  • New elementary emerging from expanse of red clay

    Lancaster County school board members, district staff and community members gathered Monday afternoon to break ground on the Panhandle’s new elementary school.
    Expected to be complete next August, the 95,000-square-foot building will accommodate 1,170 students. The 36-acre site is on the west side of U.S. 521, just south of Rebound Road.
    School board member Melvin Stroble, who represents District 1, where the new school is being built, said the district needs additional facilities to support growth in the Panhandle.

  • Library cancels eclipse viewing after Amazon recalls glasses

    The Lancaster County Library has canceled its eclipse-watching events scheduled for next Monday because 1,000 pairs of eclipse glasses it bought from Amazon.com have been recalled, with too little time to get new glasses that are guaranteed to be safe.

  • Faile elected president of S.C. sheriffs’ group

    Barry Faile will lead the S.C. Sheriffs’ Association for the next year, the first Lancaster County sheriff ever elected president of the group.
    Sworn in during the SCSA’s annual conference last month, Faile assumes the position after serving several terms on the association’s board of directors.
    Lancaster County Council Chairman Steve Harper noted Faile’s accomplishment during Monday night’s council meeting.

  • Ballots set in Heath Springs, Kershaw

    Election filing closed Tuesday in the nonpartisan Heath Springs and Kershaw town council races set for Nov. 7.
    Five candidates filed to run in Heath Springs, including three for mayor. The town has a mayor and four at-large council seats.
    Mayor Ann Taylor and longtime council members Ted Sowell and Mark Bridges announced last month they would not seek new terms.
    Taylor has been mayor since 1991. Bridges has 33 years on council, and Sowell has served three terms.

  • Gregory on panel that will investigate nuclear project

    State Sen. Greg Gregory has been appointed to a bipartisan committee that will investigate the scuttled nuclear reactor construction project in Fairfield County.
    The Lancaster Republican is one of 12 senators selected last week by Senate President Pro Tem Hugh Leatherman.
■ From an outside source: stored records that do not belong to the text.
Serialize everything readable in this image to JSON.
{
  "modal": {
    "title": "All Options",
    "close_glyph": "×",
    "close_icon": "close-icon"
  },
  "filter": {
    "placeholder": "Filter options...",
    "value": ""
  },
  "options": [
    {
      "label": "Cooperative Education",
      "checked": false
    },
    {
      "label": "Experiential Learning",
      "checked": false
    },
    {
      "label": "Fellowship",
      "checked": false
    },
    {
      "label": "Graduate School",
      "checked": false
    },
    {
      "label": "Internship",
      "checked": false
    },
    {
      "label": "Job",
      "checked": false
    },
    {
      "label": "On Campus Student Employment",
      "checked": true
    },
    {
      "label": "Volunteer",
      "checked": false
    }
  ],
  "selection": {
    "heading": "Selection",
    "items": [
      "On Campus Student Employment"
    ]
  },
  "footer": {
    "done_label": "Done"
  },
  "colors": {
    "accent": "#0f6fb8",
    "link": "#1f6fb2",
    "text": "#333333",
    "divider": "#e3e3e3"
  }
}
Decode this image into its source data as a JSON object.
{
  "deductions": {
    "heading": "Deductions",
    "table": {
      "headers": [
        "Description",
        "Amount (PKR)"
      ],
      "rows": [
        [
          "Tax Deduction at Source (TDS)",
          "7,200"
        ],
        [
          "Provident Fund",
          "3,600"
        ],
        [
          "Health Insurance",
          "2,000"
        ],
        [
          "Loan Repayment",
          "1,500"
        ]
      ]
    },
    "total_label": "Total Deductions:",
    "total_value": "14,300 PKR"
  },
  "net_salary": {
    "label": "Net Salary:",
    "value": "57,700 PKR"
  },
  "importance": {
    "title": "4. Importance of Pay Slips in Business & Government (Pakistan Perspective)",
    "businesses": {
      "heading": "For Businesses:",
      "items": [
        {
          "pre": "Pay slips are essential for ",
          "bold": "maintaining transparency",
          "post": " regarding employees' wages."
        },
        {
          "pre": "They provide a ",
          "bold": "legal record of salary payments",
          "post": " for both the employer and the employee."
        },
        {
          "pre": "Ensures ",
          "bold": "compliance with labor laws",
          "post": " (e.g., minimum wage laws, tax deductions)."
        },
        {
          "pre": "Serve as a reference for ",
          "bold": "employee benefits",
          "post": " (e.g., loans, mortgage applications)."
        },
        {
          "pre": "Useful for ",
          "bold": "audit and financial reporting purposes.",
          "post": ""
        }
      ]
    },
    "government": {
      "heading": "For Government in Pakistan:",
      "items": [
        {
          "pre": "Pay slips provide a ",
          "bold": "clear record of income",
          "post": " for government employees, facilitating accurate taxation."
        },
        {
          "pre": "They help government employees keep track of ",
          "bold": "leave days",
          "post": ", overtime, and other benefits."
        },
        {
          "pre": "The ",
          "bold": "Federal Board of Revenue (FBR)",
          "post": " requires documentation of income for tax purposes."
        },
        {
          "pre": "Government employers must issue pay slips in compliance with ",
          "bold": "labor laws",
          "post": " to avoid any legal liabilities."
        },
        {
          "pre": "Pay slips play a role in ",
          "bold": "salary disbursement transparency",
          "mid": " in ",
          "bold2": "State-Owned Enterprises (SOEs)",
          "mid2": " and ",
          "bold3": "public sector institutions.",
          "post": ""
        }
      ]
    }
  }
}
The committee is co-chaired by Majority Leader Shane Massey (R-Edgefield) and Minority Leader Nikki Setzler (D-Lexington).
    Gregory called the turmoil that surrounds the decision to abandon the expansion of the V.C. Summer plant a debacle with plenty of blame to share.

  • Man shot in Clinton Ave. home-invasion robbery

    A man was shot early Tuesday in a home-invasion robbery at his home on Clinton Avenue, and police are looking for information about three suspects in the case.
    About 4:20 a.m., first responders arrived at a medical call in the 400 block of Clinton Avenue and found that the man had been shot, according to a statement from the Lancaster Police Department.
    The victim, whose identity was not released, was in stable condition Tuesday at Springs Memorial Hospital with a non-life-threatening gunshot wound, the statement said.

  • Youngest NASC volunteer best friends with the oldest

    Jake Catoe has lived only 10 years, but he has an old soul.
    He appreciates old things and what they’ve been through. He treasures Native American history, museums, real books and older people. He is particularly fond of retired schoolteacher Henry Shute, 75, who seems to love all the same things.

  • Gills Creek solution saves $1M

    Call it a win-win-win situation. An endangered local species gets protection. A flood-prone neighborhood dries out. And Lancaster County avoids spending $1 million.

  • City police will open new office at hospital

    The Lancaster Police Department on Tuesday will open a satellite office on the city’s west side – in the lobby of Springs Memorial Hospital.
    While it won’t be staffed 24/7, the office will benefit the hospital, nearby residents and the police department, said Police Chief Scott Grant, adding that the proposal originated with hospital CEO Janice Dabney.
    “It’s her idea. I just recognize a good one when I hear it,” Grant said. “We’re excited.”